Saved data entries
[Start of section]
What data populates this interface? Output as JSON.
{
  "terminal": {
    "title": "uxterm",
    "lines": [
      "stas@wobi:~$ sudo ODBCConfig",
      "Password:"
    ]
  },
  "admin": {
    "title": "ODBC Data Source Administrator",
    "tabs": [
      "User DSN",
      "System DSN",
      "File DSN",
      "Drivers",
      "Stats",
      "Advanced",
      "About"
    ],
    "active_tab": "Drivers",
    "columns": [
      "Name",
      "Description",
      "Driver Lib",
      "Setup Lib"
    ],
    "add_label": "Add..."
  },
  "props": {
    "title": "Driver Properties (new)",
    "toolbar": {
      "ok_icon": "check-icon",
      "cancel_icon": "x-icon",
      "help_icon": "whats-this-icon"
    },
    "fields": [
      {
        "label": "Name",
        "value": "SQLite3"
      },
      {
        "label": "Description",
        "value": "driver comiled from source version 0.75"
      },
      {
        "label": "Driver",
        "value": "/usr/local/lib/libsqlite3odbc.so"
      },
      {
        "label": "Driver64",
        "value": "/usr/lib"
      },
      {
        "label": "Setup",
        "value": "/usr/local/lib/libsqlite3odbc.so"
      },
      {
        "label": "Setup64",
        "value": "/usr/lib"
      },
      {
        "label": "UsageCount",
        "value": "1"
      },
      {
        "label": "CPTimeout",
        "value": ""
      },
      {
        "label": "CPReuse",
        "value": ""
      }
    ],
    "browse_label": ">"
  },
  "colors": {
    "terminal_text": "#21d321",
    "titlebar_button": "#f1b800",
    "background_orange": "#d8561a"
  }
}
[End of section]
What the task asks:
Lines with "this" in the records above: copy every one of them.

Answer section:
What data populates this interface? Output as JSON.
      "help_icon": "whats-this-icon"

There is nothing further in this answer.